Perdue Farms CEO Randy Day says he is not presently worried about the trade situation between the U.S. and China.
Perdue Farms might be better known for its chicken and turkey products, but it is also involved in pork production with the Coleman Natural and Niman Ranch brands. Despite the fact that U.S. pork products being exported to China are being subjected to new 25 percent tariffs, effective April 1.
“We believe in free and fair trade, but the reality is we don’t know how this is going to turn out,” Day said on CNBC’s Closing Bell. “We’re not overly concerned yet. We need to wait and see how it plays [out].”
Perdue’s presence in the U.S. pork industry is relatively small, Day added, with one operation in Iowa. Its pork products are viewed as higher-end, premium products.
Perdue Farms announced its intent to buy the Niman Ranch brand from LNK Partners, a private equity firm, in September 2015. “This represents the next chapter in our growth through premium proteins and trusted brands,” Perdue Farms Chairman Jim Perdue said at the time. “The Niman Ranch brand continues our commitment to raising animals without antibiotics or artificial growth stimulants, and to responsible food and agriculture.”
To date, China has not announced any tariffs on U.S. poultry imports. However, the China market is presently closed to U.S. poultry and egg exports due to an ongoing avian influenza ban imposed in 2015.
Perdue Farms, according to the WATTAgNet Top Poultry Companies Database, is the fourth largest broiler company in the United States, having processed 62.86 million pounds of ready-to-cook poultry on a weekly basis in 2017. It is also the seventh largest turkey company in the United States. In 2017, Perdue Farms processed 284 million pounds of live turkeys, a slight increase from its 2016 production figures.

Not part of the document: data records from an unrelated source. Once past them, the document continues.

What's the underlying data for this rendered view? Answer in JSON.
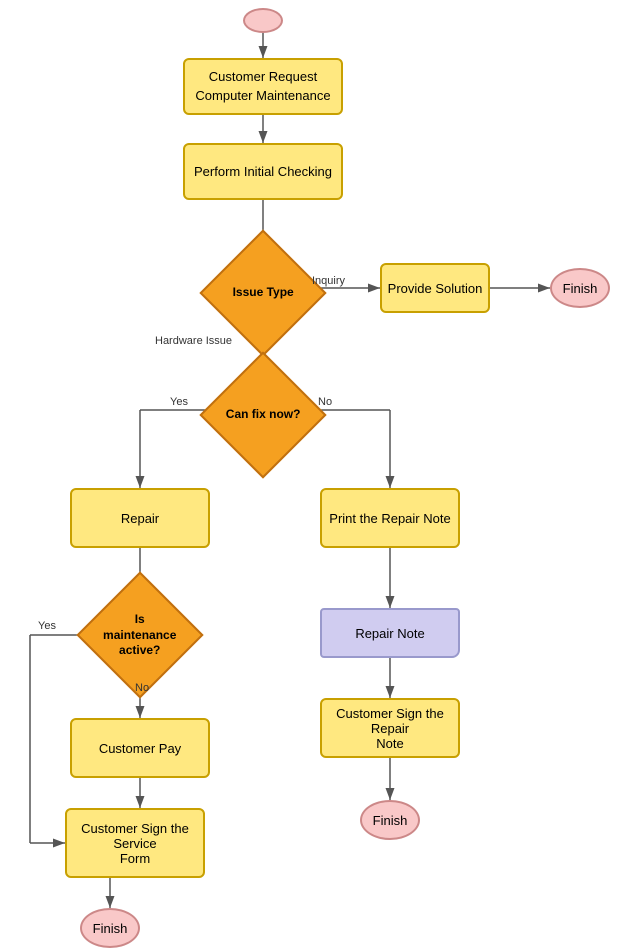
{
  "nodes": {
    "start": {
      "label": ""
    },
    "customer_request": {
      "label": "Customer Request\nComputer Maintenance"
    },
    "initial_checking": {
      "label": "Perform Initial Checking"
    },
    "issue_type": {
      "label": "Issue Type"
    },
    "provide_solution": {
      "label": "Provide Solution"
    },
    "finish_top": {
      "label": "Finish"
    },
    "can_fix": {
      "label": "Can fix now?"
    },
    "repair": {
      "label": "Repair"
    },
    "print_repair_note": {
      "label": "Print the Repair Note"
    },
    "is_maintenance": {
      "label": "Is\nmaintenance\nactive?"
    },
    "repair_note": {
      "label": "Repair Note"
    },
    "customer_pay": {
      "label": "Customer Pay"
    },
    "customer_sign_repair": {
      "label": "Customer Sign the Repair\nNote"
    },
    "customer_sign_service": {
      "label": "Customer Sign the Service\nForm"
    },
    "finish_right": {
      "label": "Finish"
    },
    "finish_bottom": {
      "label": "Finish"
    }
  },
  "labels": {
    "inquiry": "Inquiry",
    "hardware_issue": "Hardware Issue",
    "yes_fix": "Yes",
    "no_fix": "No",
    "yes_maint": "Yes",
    "no_maint": "No"
  }
}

Day, an employee of Perdue Farms since 1991, was promoted to the CEO position in March 2017. Prior to that, he was the chief operating officer, having been appointed to that position in May 2016.